  • Wherever possible, make sure your password is over 10 characters long and contains a combination of letters and numbers – the longer the better when it comes to passwords.

 

  • Vary your passwords, use upper- and lower-case letters randomly. For example, rather than putting a capital letter at the beginning like everyone does perhaps put it at the end or even at random points throughout. As we said the more obscure the better (cYbErSeCuRiTy).

 

  • Periodically change your password; often accounts are hacked unbeknownst to the account holder.

With passwords being the front line of your defence against cyber attacks they are arguably the most important of all – however, users often don’t see them this way, instead they’re seen as an inconvenience and we can’t blame them Logging on and off often can be tedious if you are typing out a long complicated password every time, due to this they make them easy to remember and input – do not do this. Safeguarding data is more important than anything else. The inconvenience should be viewed as just that – an inconvenience. Always choose long, hard to remember passwords every time – the security of your system takes priority always.

 

Manage permissions

Managing permissions is important – very important, in fact, as if a cyber criminal successfully breaches your system due to a lack of – or poor standards of – access permissions this could result in data loss or theft. Alternatively, in some cases deliberate changes are made covertly to your security settings which will present opportunities for better organised, prepared attacks a later date.

 

Anti-malware measures

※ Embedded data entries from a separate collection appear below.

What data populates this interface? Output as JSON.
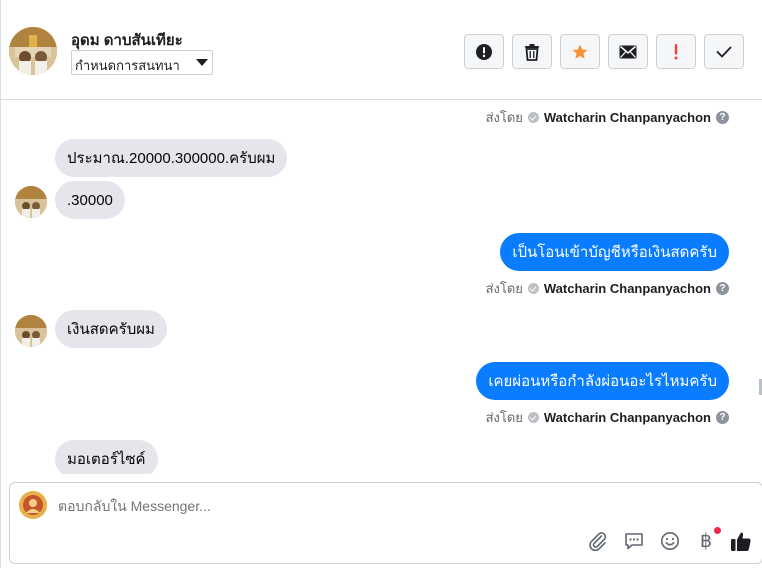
{
  "header": {
    "contact_name": "อุดม ดาบสันเทียะ",
    "assign_label": "กำหนดการสนทนา",
    "actions": [
      {
        "name": "report-spam-button",
        "icon": "exclamation-circle-icon"
      },
      {
        "name": "delete-button",
        "icon": "trash-icon"
      },
      {
        "name": "star-button",
        "icon": "star-icon"
      },
      {
        "name": "mark-unread-button",
        "icon": "envelope-icon"
      },
      {
        "name": "follow-up-button",
        "icon": "exclamation-icon"
      },
      {
        "name": "mark-done-button",
        "icon": "checkmark-icon"
      }
    ]
  },
  "thread": {
    "sent_by_prefix": "ส่งโดย",
    "sender_name": "Watcharin Chanpanyachon",
    "help_glyph": "?",
    "messages": [
      {
        "direction": "incoming",
        "text": "ประมาณ.20000.300000.ครับผม"
      },
      {
        "direction": "incoming",
        "text": ".30000"
      },
      {
        "direction": "outgoing",
        "text": "เป็นโอนเข้าบัญชีหรือเงินสดครับ"
      },
      {
        "direction": "incoming",
        "text": "เงินสดครับผม"
      },
      {
        "direction": "outgoing",
        "text": "เคยผ่อนหรือกำลังผ่อนอะไรไหมครับ"
      },
      {
        "direction": "incoming",
        "text": "มอเตอร์ไซค์"
      }
    ]
  },
  "composer": {
    "placeholder": "ตอบกลับใน Messenger...",
    "currency_glyph": "฿",
    "tools": [
      "paperclip-icon",
      "saved-reply-icon",
      "emoji-icon",
      "baht-payment-icon",
      "thumbs-up-icon"
    ]
  },
  "colors": {
    "outgoing_bubble": "#0a7cff",
    "incoming_bubble": "#e4e6eb",
    "star": "#f7923b",
    "follow_up": "#fa3e3e",
    "notification": "#f02849"
  }
}
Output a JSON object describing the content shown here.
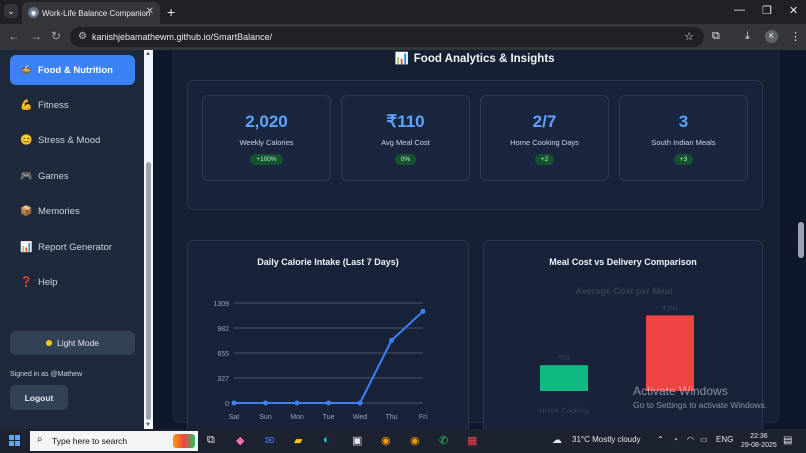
{
  "browser": {
    "tab_title": "Work-Life Balance Companion",
    "url": "kanishjebamathewm.github.io/SmartBalance/",
    "new_tab_symbol": "+",
    "close_tab_symbol": "✕"
  },
  "sidebar": {
    "items": [
      {
        "label": "Food & Nutrition",
        "icon": "food-icon",
        "glyph": "🍲",
        "active": true
      },
      {
        "label": "Fitness",
        "icon": "flexed-arm-icon",
        "glyph": "💪"
      },
      {
        "label": "Stress & Mood",
        "icon": "face-icon",
        "glyph": "😊"
      },
      {
        "label": "Games",
        "icon": "gamepad-icon",
        "glyph": "🎮"
      },
      {
        "label": "Memories",
        "icon": "photo-box-icon",
        "glyph": "📦"
      },
      {
        "label": "Report Generator",
        "icon": "chart-icon",
        "glyph": "📊"
      },
      {
        "label": "Help",
        "icon": "question-icon",
        "glyph": "❓"
      }
    ],
    "mode_button": "Light Mode",
    "signed_in": "Signed in as @Mathew",
    "logout": "Logout"
  },
  "section": {
    "title": "Food Analytics & Insights",
    "icon": "bar-chart-icon"
  },
  "stats": [
    {
      "value": "2,020",
      "label": "Weekly Calories",
      "badge": "+100%"
    },
    {
      "value": "₹110",
      "label": "Avg Meal Cost",
      "badge": "0%"
    },
    {
      "value": "2/7",
      "label": "Home Cooking Days",
      "badge": "+2"
    },
    {
      "value": "3",
      "label": "South Indian Meals",
      "badge": "+3"
    }
  ],
  "charts": {
    "calorie_title": "Daily Calorie Intake (Last 7 Days)",
    "cost_title": "Meal Cost vs Delivery Comparison",
    "cost_subtitle": "Average Cost per Meal",
    "cost_labels": [
      "₹56",
      "₹164"
    ],
    "cost_bar_names": [
      "Home Cooking",
      ""
    ]
  },
  "chart_data": [
    {
      "type": "line",
      "title": "Daily Calorie Intake (Last 7 Days)",
      "x": [
        "Sat",
        "Sun",
        "Mon",
        "Tue",
        "Wed",
        "Thu",
        "Fri"
      ],
      "y_ticks": [
        0,
        327,
        655,
        982,
        1309
      ],
      "ylim": [
        0,
        1309
      ],
      "series": [
        {
          "values": [
            0,
            0,
            0,
            0,
            0,
            820,
            1200
          ]
        }
      ],
      "color": "#3b82f6",
      "grid": true
    },
    {
      "type": "bar",
      "title": "Average Cost per Meal",
      "categories": [
        "Home Cooking",
        ""
      ],
      "values": [
        56,
        164
      ],
      "colors": [
        "#10b981",
        "#ef4444"
      ],
      "ylim": [
        0,
        180
      ]
    }
  ],
  "watermark": {
    "line1": "Activate Windows",
    "line2": "Go to Settings to activate Windows."
  },
  "taskbar": {
    "search_placeholder": "Type here to search",
    "weather": "31°C  Mostly cloudy",
    "lang": "ENG",
    "time": "22:36",
    "date": "29-08-2025"
  }
}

Anti-Malware software is a must for all your laptops and computers, whether they are at home or in the office. Most operating systems come with a free version – we know it is great that the vendor offers you something for free to defend your systems but in reality these free defensive measures are usually futile against the civilised attacks that cyber criminals are able to perform today, so you must replace them immediately with better equipped versions.

 

Data encryption

This one can seem very confusing – you are trying to avoid your data being encrypted by a cyber criminal, which is the entire aim of all these cyber security measures, so you need to encrypt it first. Confused? I would be surprised if you weren’t. Encrypting your own data doesn’t sound like the right thing to do, but encrypting your own data is completely different from a third party doing it without your permission. Data encryption works by scrambling the readable text of your files and documents so they can only be read by ‘key holders’ that are chosen and granted access by you. Get there first, encrypt your data before the cyber criminals can.

We hope that this article has highlighted the importance of cyber security in the modern technological age. Now that you know the most popular methods of attack used by cyber criminals and some of the best ways to fight back against them, we hope that your cyber landscape can be safer and you and your team can move into the future confident that your systems are prepared for a potentially business debilitating cyber attack.

 

Modern technology to help you thrive securely

Technology is pivotal to your business and we want you to understand the value it provides when it is allowed to work seamlessly with your operations on the most updated tools available. Apogee values transparency and simplicity – we provide the IT support you need when you need it. Within this support is the guarantee that your technology is secure against all manner of cyber threats, that it is operationally beneficial to the way you run your business and is always updated to the latest version. We will work alongside you and guide you into a secure, brighter future with technology as your ally. Contact us now to find out how we can help you.